### Problem requirements
Return all of the data exactly as written, without the pictures.

### Records
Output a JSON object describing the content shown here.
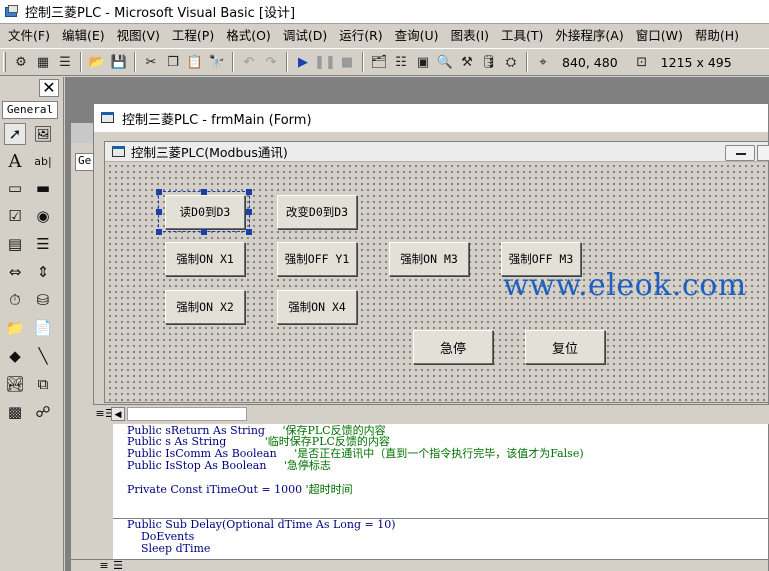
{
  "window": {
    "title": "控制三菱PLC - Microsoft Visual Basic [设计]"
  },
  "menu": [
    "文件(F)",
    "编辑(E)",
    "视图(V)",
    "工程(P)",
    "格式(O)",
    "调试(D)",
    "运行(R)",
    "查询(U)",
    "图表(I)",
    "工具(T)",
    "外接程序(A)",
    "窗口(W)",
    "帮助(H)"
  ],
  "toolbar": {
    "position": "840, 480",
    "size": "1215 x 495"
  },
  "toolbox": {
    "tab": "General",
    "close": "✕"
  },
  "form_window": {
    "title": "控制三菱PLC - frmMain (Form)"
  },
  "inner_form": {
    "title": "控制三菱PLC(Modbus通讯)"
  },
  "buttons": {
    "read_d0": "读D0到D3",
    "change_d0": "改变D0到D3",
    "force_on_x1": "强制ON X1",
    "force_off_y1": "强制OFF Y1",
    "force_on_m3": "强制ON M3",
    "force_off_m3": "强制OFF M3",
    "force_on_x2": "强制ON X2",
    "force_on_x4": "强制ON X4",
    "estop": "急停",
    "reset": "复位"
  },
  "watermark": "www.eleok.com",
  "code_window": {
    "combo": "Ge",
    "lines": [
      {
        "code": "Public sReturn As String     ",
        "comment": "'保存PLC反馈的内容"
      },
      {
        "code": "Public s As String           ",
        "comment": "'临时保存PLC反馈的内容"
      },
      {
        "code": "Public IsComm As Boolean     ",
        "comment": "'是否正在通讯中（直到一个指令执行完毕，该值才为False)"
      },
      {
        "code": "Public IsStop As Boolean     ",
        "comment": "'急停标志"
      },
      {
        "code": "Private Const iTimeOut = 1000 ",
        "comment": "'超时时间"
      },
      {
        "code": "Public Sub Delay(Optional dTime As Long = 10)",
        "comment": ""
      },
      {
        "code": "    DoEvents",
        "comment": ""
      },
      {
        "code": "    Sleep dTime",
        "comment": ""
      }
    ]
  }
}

### Task response
Output a JSON object describing the content shown here.
{
  "window": {
    "title": "控制三菱PLC - Microsoft Visual Basic [设计]"
  },
  "menu": [
    "文件(F)",
    "编辑(E)",
    "视图(V)",
    "工程(P)",
    "格式(O)",
    "调试(D)",
    "运行(R)",
    "查询(U)",
    "图表(I)",
    "工具(T)",
    "外接程序(A)",
    "窗口(W)",
    "帮助(H)"
  ],
  "toolbar": {
    "position": "840, 480",
    "size": "1215 x 495"
  },
  "toolbox": {
    "tab": "General",
    "close": "✕"
  },
  "form_window": {
    "title": "控制三菱PLC - frmMain (Form)"
  },
  "inner_form": {
    "title": "控制三菱PLC(Modbus通讯)"
  },
  "buttons": {
    "read_d0": "读D0到D3",
    "change_d0": "改变D0到D3",
    "force_on_x1": "强制ON X1",
    "force_off_y1": "强制OFF Y1",
    "force_on_m3": "强制ON M3",
    "force_off_m3": "强制OFF M3",
    "force_on_x2": "强制ON X2",
    "force_on_x4": "强制ON X4",
    "estop": "急停",
    "reset": "复位"
  },
  "watermark": "www.eleok.com",
  "code_window": {
    "combo": "Ge",
    "lines": [
      {
        "code": "Public sReturn As String     ",
        "comment": "'保存PLC反馈的内容"
      },
      {
        "code": "Public s As String           ",
        "comment": "'临时保存PLC反馈的内容"
      },
      {
        "code": "Public IsComm As Boolean     ",
        "comment": "'是否正在通讯中（直到一个指令执行完毕，该值才为False)"
      },
      {
        "code": "Public IsStop As Boolean     ",
        "comment": "'急停标志"
      },
      {
        "code": "Private Const iTimeOut = 1000 ",
        "comment": "'超时时间"
      },
      {
        "code": "Public Sub Delay(Optional dTime As Long = 10)",
        "comment": ""
      },
      {
        "code": "    DoEvents",
        "comment": ""
      },
      {
        "code": "    Sleep dTime",
        "comment": ""
      }
    ]
  }
}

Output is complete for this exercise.